Before Pamela Anderson, there was Brigitte Bardot, whose momentous career has gone largely unscrutinized in the 27 years since her retirement. The release this week of four Bardot movies and a documentary, Brigitte Bardot . . . Take One, on VHS and DVD, is unlikely to restore Bébé to cult status, yet they offer a disorienting view into a world simultaneously liberated and repressive. Just as uninhibited sexual pleasure was a lively currency in pre-Code films, Bardot’s celebrate her own unfettered concupiscence—and are steeped in what we now think of as misogyny.

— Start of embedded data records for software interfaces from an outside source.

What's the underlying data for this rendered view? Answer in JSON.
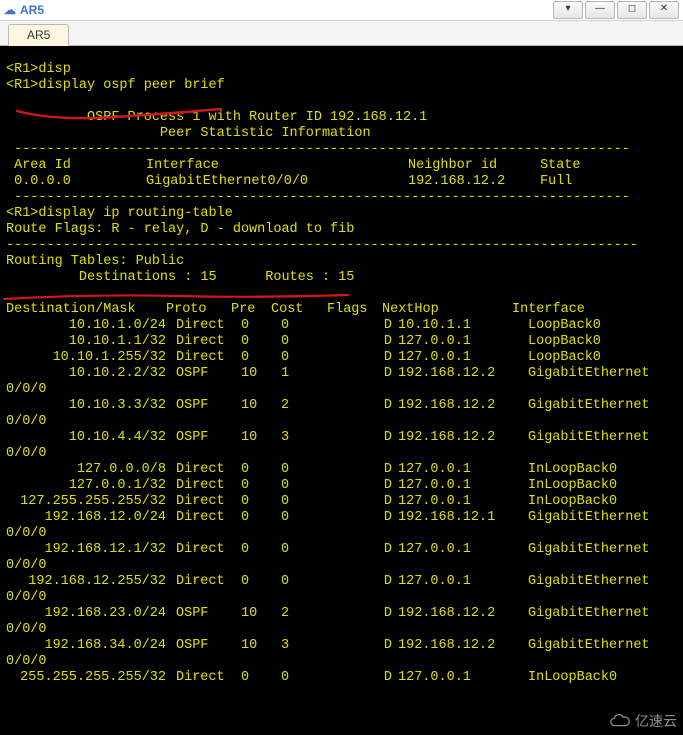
{
  "window": {
    "title": "AR5"
  },
  "tab": {
    "label": "AR5"
  },
  "lines": {
    "disp_fragment": "<R1>disp",
    "cmd_ospf": "<R1>display ospf peer brief",
    "ospf_header": "\t  OSPF Process 1 with Router ID 192.168.12.1",
    "ospf_sub": "\t\t   Peer Statistic Information",
    "rule_dash": " ----------------------------------------------------------------------------",
    "ospf_cols": {
      "area": " Area Id",
      "intf": "Interface",
      "nbr": "Neighbor id",
      "state": "State"
    },
    "ospf_row": {
      "area": " 0.0.0.0",
      "intf": "GigabitEthernet0/0/0",
      "nbr": "192.168.12.2",
      "state": "Full"
    },
    "cmd_route": "<R1>display ip routing-table",
    "route_flags": "Route Flags: R - relay, D - download to fib",
    "rule_long": "------------------------------------------------------------------------------",
    "tables_public": "Routing Tables: Public",
    "dest_routes": "         Destinations : 15\tRoutes : 15",
    "cols": {
      "dest": "Destination/Mask",
      "proto": "Proto",
      "pre": "Pre",
      "cost": "Cost",
      "flags": "Flags",
      "nexthop": "NextHop",
      "intf": "Interface"
    }
  },
  "routes": [
    {
      "dest": "10.10.1.0/24",
      "proto": "Direct",
      "pre": "0",
      "cost": "0",
      "flags": "D",
      "nexthop": "10.10.1.1",
      "intf": "LoopBack0",
      "wrap": false
    },
    {
      "dest": "10.10.1.1/32",
      "proto": "Direct",
      "pre": "0",
      "cost": "0",
      "flags": "D",
      "nexthop": "127.0.0.1",
      "intf": "LoopBack0",
      "wrap": false
    },
    {
      "dest": "10.10.1.255/32",
      "proto": "Direct",
      "pre": "0",
      "cost": "0",
      "flags": "D",
      "nexthop": "127.0.0.1",
      "intf": "LoopBack0",
      "wrap": false
    },
    {
      "dest": "10.10.2.2/32",
      "proto": "OSPF",
      "pre": "10",
      "cost": "1",
      "flags": "D",
      "nexthop": "192.168.12.2",
      "intf": "GigabitEthernet",
      "wrap": true
    },
    {
      "dest": "10.10.3.3/32",
      "proto": "OSPF",
      "pre": "10",
      "cost": "2",
      "flags": "D",
      "nexthop": "192.168.12.2",
      "intf": "GigabitEthernet",
      "wrap": true
    },
    {
      "dest": "10.10.4.4/32",
      "proto": "OSPF",
      "pre": "10",
      "cost": "3",
      "flags": "D",
      "nexthop": "192.168.12.2",
      "intf": "GigabitEthernet",
      "wrap": true
    },
    {
      "dest": "127.0.0.0/8",
      "proto": "Direct",
      "pre": "0",
      "cost": "0",
      "flags": "D",
      "nexthop": "127.0.0.1",
      "intf": "InLoopBack0",
      "wrap": false
    },
    {
      "dest": "127.0.0.1/32",
      "proto": "Direct",
      "pre": "0",
      "cost": "0",
      "flags": "D",
      "nexthop": "127.0.0.1",
      "intf": "InLoopBack0",
      "wrap": false
    },
    {
      "dest": "127.255.255.255/32",
      "proto": "Direct",
      "pre": "0",
      "cost": "0",
      "flags": "D",
      "nexthop": "127.0.0.1",
      "intf": "InLoopBack0",
      "wrap": false
    },
    {
      "dest": "192.168.12.0/24",
      "proto": "Direct",
      "pre": "0",
      "cost": "0",
      "flags": "D",
      "nexthop": "192.168.12.1",
      "intf": "GigabitEthernet",
      "wrap": true
    },
    {
      "dest": "192.168.12.1/32",
      "proto": "Direct",
      "pre": "0",
      "cost": "0",
      "flags": "D",
      "nexthop": "127.0.0.1",
      "intf": "GigabitEthernet",
      "wrap": true
    },
    {
      "dest": "192.168.12.255/32",
      "proto": "Direct",
      "pre": "0",
      "cost": "0",
      "flags": "D",
      "nexthop": "127.0.0.1",
      "intf": "GigabitEthernet",
      "wrap": true
    },
    {
      "dest": "192.168.23.0/24",
      "proto": "OSPF",
      "pre": "10",
      "cost": "2",
      "flags": "D",
      "nexthop": "192.168.12.2",
      "intf": "GigabitEthernet",
      "wrap": true
    },
    {
      "dest": "192.168.34.0/24",
      "proto": "OSPF",
      "pre": "10",
      "cost": "3",
      "flags": "D",
      "nexthop": "192.168.12.2",
      "intf": "GigabitEthernet",
      "wrap": true
    },
    {
      "dest": "255.255.255.255/32",
      "proto": "Direct",
      "pre": "0",
      "cost": "0",
      "flags": "D",
      "nexthop": "127.0.0.1",
      "intf": "InLoopBack0",
      "wrap": false
    }
  ],
  "wrap_suffix": "0/0/0",
  "watermark": "亿速云"
}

The recent death of Roger Vadim, Bardot’s first husband and Svengali, makes Anchor Bay Entertainment’s box set timely—he wrote the engagingly silly nightclub comedy Naughty Girl (1955), directed by the journeyman Michel Boisrond, and was responsible for the “artistic direction” of the slapstick romance Please Not Now (1961), after she had its original director, Jean Aurel, fired.

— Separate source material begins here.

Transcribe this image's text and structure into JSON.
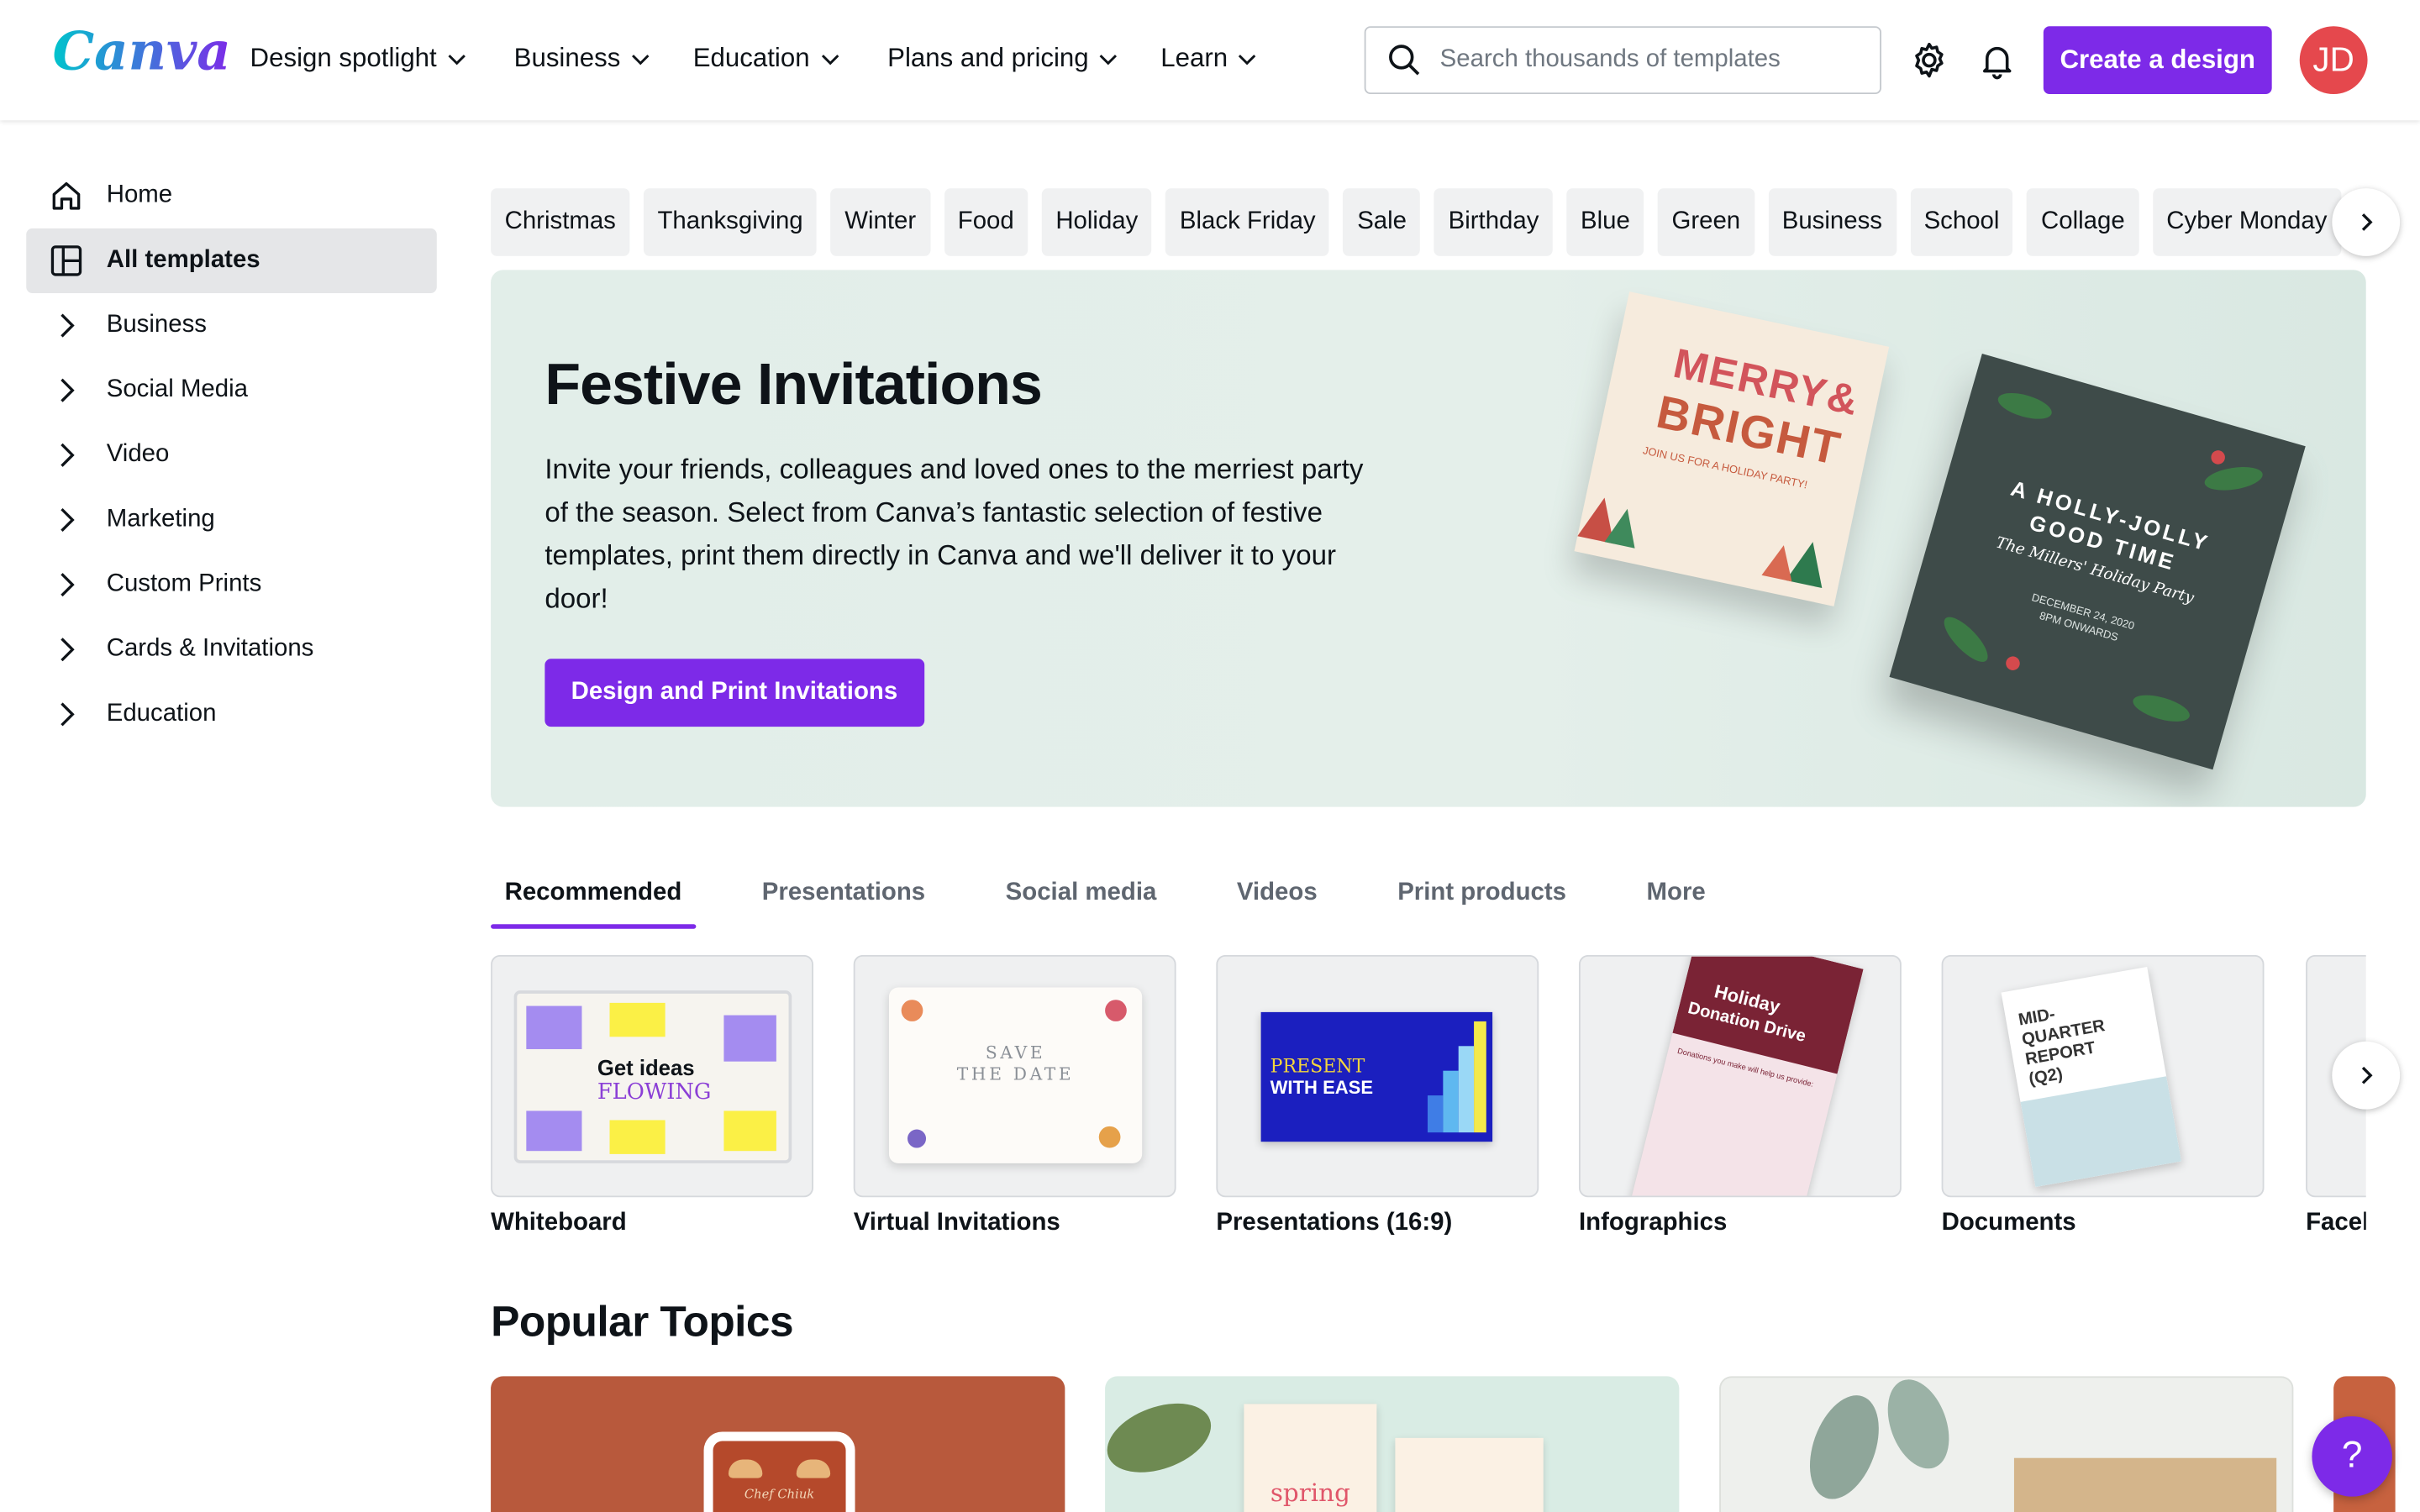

Boisrond helmed her in the convoluted thriller Come Dance With Me (1959), and Aurel got his revenge plying Bardot as a willing secretary to a blocked lothario writer in the appalling Les Femmes (1969). These titles are not, as Anchor Bay claims, “Bardot’s four most sought-after movies,” but presumably the rights to Vadim’s epochal Et Dieu Créa la Femme (1956), Henri-Georges Clouzot’s La Vérité (1960)—in which she did her best acting—Louis Malle’s Vie Privée (1961), and Godard’s Contempt (1963) were unavailable.
Bardot was still an appealing gamine, elfin and brunette, in Naughty Girl, but within a year Vadim turned her into a postcoitally tousled blonde and France’s biggest sex symbol with Et Dieu, and the films she made in its wake exploited her willingness to shed. She’s nothing less than resplendent unclad and pouting, but it’s unsettling these days to see her naked beside so many fully dressed men. There’s something especially nasty about the way Vadim composed two shots in Please Not Now, in which she plays a sweet-natured model, to make her seem like a supplicant about to perform fellatio (they were already divorced by then).
That Bardot colluded in the endless jokes films made about her tits and agreed to appear in something as tawdry as Les Femmes when she was 35 reflects the times as much as it does her self-admitted lack of discernment. It’s a relief to learn from the documentary that Bardot exerted much more control over the men in her life than they did over her—she slapped the manipulative Clouzot in the face and trod on his feet when he abused her on the set. Perhaps the real sadness of Bardot’s career is that there was a graceful natural actress hidden away under the increasingly thick pancake and mascara and the candy-floss mane—and that she retired too early. The funny, self-deprecating interview she gave the documentary suggests she could yet be a wise old woman of the French screen—Virginie Ledoyen’s grandma, perhaps?